In the entries below, how many lines contain "title"? Answer with the number and nothing else.

-- Study material follows --

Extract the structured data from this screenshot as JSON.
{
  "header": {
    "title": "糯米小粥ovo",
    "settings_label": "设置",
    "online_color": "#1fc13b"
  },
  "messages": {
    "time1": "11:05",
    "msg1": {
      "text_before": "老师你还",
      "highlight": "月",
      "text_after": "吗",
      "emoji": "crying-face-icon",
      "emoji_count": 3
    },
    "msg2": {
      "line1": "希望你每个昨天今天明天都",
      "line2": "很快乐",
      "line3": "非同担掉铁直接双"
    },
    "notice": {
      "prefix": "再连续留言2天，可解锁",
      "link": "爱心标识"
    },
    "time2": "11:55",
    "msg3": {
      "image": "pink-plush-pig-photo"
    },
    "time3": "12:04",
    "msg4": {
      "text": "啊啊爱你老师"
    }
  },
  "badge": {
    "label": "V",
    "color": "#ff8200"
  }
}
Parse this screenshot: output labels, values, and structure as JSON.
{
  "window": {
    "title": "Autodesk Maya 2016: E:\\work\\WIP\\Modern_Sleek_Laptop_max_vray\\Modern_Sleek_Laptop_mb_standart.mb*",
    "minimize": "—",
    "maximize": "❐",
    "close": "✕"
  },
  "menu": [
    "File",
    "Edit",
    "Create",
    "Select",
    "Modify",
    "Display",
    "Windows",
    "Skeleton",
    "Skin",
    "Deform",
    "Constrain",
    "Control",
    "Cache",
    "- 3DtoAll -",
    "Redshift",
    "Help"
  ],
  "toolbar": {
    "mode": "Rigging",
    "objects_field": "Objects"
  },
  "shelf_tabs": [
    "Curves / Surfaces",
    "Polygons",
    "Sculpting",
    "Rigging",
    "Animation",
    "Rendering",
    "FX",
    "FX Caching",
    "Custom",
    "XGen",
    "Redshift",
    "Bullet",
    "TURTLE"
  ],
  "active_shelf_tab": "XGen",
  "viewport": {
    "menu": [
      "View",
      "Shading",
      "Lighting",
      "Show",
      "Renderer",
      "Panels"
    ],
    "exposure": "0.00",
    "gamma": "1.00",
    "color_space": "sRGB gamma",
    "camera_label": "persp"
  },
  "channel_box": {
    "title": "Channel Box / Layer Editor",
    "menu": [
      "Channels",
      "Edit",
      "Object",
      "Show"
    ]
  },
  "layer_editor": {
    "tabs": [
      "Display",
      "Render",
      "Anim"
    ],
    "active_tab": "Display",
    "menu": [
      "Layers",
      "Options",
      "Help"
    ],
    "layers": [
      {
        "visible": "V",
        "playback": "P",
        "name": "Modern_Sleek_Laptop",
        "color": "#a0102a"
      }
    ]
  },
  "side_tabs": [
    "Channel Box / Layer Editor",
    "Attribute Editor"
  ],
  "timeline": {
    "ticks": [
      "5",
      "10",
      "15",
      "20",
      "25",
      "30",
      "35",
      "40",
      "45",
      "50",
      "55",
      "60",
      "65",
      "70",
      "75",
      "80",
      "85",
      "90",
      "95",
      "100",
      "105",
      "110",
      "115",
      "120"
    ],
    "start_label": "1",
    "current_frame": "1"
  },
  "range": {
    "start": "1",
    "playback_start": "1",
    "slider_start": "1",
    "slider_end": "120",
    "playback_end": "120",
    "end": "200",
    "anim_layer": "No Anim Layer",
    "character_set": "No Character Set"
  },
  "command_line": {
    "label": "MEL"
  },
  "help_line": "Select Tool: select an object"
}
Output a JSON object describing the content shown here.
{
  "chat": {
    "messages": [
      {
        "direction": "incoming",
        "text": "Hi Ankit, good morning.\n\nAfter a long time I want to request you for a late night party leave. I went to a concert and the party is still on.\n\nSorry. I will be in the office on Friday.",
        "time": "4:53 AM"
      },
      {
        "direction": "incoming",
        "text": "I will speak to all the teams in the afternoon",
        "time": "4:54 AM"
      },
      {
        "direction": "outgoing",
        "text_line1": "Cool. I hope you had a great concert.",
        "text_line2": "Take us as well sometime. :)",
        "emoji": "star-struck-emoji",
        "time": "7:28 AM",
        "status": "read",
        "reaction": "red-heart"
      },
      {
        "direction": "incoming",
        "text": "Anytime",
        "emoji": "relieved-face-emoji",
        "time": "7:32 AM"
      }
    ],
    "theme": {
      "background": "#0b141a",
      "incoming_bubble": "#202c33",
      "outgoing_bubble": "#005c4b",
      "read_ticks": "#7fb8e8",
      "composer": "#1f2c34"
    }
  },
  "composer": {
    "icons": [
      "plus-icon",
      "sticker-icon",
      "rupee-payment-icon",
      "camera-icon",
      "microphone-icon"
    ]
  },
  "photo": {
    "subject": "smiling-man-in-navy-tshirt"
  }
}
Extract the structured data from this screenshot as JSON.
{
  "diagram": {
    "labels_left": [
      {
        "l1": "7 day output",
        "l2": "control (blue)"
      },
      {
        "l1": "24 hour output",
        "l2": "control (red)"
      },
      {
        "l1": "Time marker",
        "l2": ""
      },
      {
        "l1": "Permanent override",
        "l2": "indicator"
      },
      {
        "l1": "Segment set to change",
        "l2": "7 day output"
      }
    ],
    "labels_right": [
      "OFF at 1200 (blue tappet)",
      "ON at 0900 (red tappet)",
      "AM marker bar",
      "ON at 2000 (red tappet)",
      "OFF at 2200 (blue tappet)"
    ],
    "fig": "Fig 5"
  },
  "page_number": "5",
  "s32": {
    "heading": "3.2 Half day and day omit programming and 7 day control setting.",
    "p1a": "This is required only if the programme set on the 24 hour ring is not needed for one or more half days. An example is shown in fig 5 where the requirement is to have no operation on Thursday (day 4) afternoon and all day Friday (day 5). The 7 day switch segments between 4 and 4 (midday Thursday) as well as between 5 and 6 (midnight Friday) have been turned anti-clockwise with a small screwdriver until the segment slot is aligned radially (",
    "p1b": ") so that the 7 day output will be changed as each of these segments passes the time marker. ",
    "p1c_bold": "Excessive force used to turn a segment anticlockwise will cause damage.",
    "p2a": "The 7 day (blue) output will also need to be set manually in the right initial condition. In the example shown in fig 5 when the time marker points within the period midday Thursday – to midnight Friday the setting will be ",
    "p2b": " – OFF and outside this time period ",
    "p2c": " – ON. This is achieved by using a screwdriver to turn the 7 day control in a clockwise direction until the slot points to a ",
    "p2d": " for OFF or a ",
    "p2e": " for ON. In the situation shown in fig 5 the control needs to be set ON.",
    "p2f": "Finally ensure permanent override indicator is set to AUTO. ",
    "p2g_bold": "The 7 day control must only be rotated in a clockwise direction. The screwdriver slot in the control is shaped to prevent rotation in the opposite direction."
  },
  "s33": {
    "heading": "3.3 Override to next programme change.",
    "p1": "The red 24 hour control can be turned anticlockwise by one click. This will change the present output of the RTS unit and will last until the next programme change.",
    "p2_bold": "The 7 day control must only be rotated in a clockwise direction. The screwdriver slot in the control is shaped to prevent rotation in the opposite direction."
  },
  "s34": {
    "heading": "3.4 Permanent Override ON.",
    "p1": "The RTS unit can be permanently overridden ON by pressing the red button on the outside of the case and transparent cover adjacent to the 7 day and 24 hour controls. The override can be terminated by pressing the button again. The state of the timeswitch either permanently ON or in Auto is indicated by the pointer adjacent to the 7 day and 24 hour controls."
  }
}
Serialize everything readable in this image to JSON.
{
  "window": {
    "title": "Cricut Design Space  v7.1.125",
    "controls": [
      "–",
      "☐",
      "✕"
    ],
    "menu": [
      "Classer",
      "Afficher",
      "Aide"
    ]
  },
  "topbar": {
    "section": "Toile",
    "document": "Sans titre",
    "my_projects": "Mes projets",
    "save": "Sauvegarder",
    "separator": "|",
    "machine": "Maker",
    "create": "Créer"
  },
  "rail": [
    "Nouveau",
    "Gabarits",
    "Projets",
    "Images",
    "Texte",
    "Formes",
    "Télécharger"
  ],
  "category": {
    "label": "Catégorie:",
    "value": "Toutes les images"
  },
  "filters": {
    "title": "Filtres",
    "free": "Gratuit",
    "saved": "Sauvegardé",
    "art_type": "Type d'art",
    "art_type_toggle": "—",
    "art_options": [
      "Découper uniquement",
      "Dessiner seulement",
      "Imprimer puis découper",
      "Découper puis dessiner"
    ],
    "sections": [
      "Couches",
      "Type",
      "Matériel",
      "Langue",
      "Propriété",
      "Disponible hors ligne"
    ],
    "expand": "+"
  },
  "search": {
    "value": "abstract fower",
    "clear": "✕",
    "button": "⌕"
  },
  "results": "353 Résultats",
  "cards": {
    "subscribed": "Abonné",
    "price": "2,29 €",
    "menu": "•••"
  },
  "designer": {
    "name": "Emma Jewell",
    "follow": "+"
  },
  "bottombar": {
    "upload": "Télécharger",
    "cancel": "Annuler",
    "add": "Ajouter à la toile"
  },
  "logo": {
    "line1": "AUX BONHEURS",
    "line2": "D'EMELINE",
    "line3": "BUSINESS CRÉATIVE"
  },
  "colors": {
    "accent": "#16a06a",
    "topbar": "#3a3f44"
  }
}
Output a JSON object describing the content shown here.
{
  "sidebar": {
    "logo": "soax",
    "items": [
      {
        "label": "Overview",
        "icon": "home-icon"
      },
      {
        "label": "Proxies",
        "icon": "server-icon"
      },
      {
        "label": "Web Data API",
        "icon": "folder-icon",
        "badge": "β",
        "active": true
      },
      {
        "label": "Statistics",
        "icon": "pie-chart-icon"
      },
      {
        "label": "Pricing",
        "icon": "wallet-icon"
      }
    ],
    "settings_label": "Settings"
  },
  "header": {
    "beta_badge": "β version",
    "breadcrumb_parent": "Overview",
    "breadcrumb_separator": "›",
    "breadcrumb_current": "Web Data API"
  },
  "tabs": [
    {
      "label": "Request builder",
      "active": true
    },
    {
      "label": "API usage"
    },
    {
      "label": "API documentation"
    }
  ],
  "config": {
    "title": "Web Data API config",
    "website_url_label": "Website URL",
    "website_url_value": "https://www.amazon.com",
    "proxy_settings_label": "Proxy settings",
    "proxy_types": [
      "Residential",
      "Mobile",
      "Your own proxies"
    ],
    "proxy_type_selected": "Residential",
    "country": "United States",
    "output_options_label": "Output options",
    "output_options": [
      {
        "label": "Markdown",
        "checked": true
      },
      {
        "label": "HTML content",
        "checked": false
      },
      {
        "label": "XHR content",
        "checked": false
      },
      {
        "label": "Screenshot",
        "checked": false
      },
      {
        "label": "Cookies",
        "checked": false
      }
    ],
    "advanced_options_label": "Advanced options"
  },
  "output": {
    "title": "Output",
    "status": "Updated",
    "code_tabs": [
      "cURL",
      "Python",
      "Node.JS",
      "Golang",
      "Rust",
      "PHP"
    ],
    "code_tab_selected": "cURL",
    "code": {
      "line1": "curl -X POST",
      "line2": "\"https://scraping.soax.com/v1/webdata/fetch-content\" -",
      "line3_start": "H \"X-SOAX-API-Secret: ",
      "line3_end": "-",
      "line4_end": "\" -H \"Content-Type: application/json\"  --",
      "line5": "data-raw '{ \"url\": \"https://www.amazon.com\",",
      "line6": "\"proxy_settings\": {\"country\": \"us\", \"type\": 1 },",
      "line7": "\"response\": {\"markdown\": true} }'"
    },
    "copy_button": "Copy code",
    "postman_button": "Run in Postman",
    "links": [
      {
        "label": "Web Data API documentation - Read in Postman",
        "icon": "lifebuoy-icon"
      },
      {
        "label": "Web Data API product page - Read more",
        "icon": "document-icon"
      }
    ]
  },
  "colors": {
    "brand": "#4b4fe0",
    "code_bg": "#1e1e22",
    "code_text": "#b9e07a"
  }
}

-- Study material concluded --

Solution to this exercise. 7